Re: For every integer m from 1 to 100, inclusive, the mth term [#permalink]

Show Tags

04 May 2013, 05:06

Ousmane wrote:

Why should we consider this as an infinite sequence?

Lets say we have only the first term m=1 , then the sum of the series (since it is just one term) , would be -1/2 Now , as explained by Bunuel , lets suppose there are infinite terms , in which case the sum is -1/3 . Hence sum of 1 to 100 terms SHOULD lie between these two range "-1/2 and -1/3".

Re: For every integer m from 1 to 100, inclusive, the mth term [#permalink]

Show Tags

05 May 2013, 08:45

A general term of the expression is:- \((-1)^m.2^{-m}\) Hence, the 1st 100 terms can be written as:- \(t_1=\frac{-1}{2}\) \(t_2=\frac{1}{4}\) \(t_3=\frac{-1}{8}\) . . . . . \(t_{100}=\frac{1}{2^{100}}\) Now, we know that the sum of the first "n" terms of a Geometric progression with a common ratio r<1 is: \(\frac{a(1-r^n)}{1-r}\) where a=1st term, r=common ratio and n=no. of terms.
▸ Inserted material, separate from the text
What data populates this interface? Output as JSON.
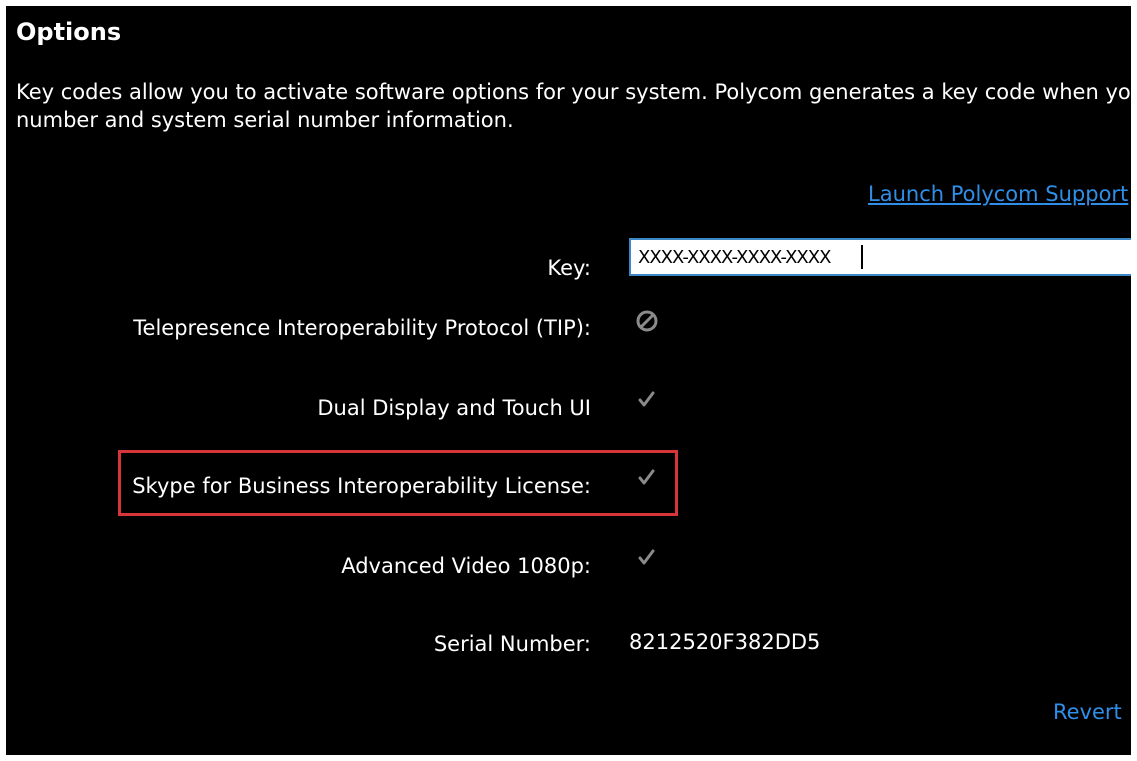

Now for this case the expression would be(after putting all the values):- \(N=\frac{\frac{-1}{2}[1-(\frac{-1}{2})^{100}]}{1-(\frac{-1}{2})}\) \(=\frac{\frac{-1}{2}[1-\frac{1}{2^{100}}]}{\frac{3}{2}}\) \(=\frac{-1}{3}.[1-\frac{1}{2^{100}}]\) Now, since \(2^{100}\) is a very large number compared to 1, Hence, we can cay that \(1-(\frac{1}{2^{100}})\) is slightly less than 1 Hence, N is slightly less than \(\frac{-1}{3}\).
_________________

If you shut your door to all errors, truth will be shut out.